"Throughout the study process, children have consistently expressed the urgent need to stop all this violence. Children testify to the hurt – not only physical, but ‘the hurt inside’ – which this violence causes them, compounded by adult acceptance, even approval of it.
Governments need to accept that this is indeed an emergency, although it is not a new emergency. Children have suffered violence at the hands of adults unseen and unheard for centuries. But now that the scale and impact of violence against children is becoming visible, they cannot be kept waiting any longer for the effective protection to which they have an unqualified right."
Causing physical pain to a child is itself a breach of children’s right to protection from assault – and adults often don’t appreciate the difference in size and strength between them and a child, and the impact that this difference can have on the intended and actual physical pain felt by the child. Large scale research in which parents have been asked about the force used when “smacking” their child found that two in five had used a different degree of force than intended (Kirwaun, S. & Bassett, C. (2008), Presentation to NSPCC: Physical punishment, British Market Research Bureau/National Society for the Prevention of Cruelty to Children). And research by the Institute of Psychiatry and University College London proved that changes in brain activity when force is used in tit-for-tat situations naturally lead to escalation in the degree of force used and inaccuracy in judging how much force is being used (Shergill, S. S. et al (2003), “Two eyes for an eye: The neuroscience of force escalation”, Science, vol. 301, 11 July 2003, p. 187).

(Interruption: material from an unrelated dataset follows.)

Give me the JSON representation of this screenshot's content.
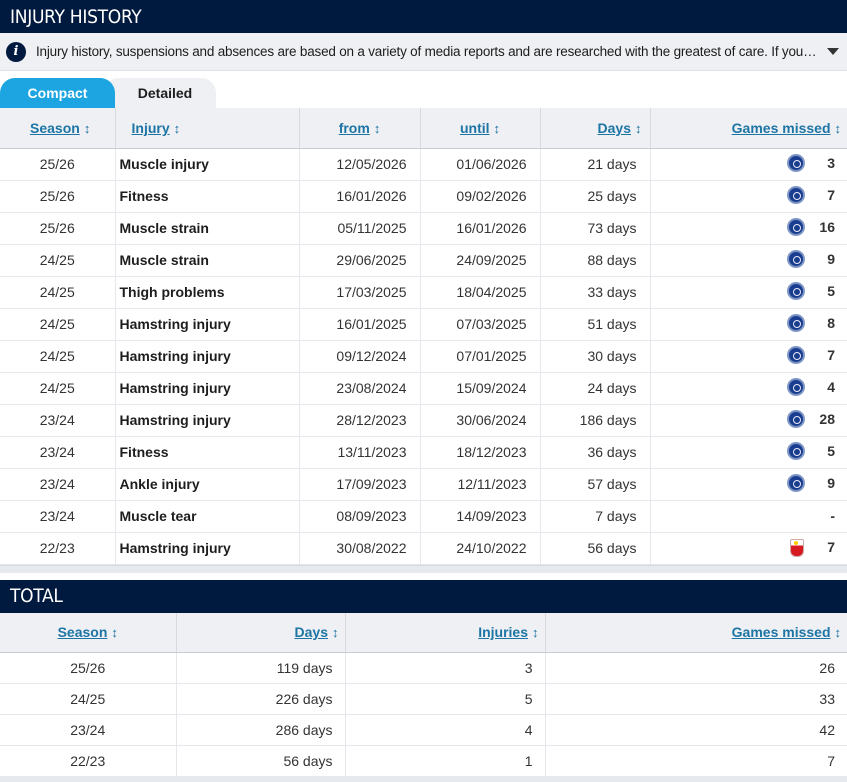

In addition, adults often don’t appreciate the emotional hurt caused by corporal punishment, its impact on the dignity of the child, and the potential short- and long-term damage this can have on individuals and society. The Global Initiative is aware of over 250 studies on the effects of corporal punishment which associate it with a wide range of negative health, developmental and behavioural outcomes for children that can follow them into adulthood – this includes poor mental health, poor cognitive development, lower school grades, increased aggression, poor moral regulation and increased antisocial behaviour (read our summary of research on the negative effects of corporal punishment).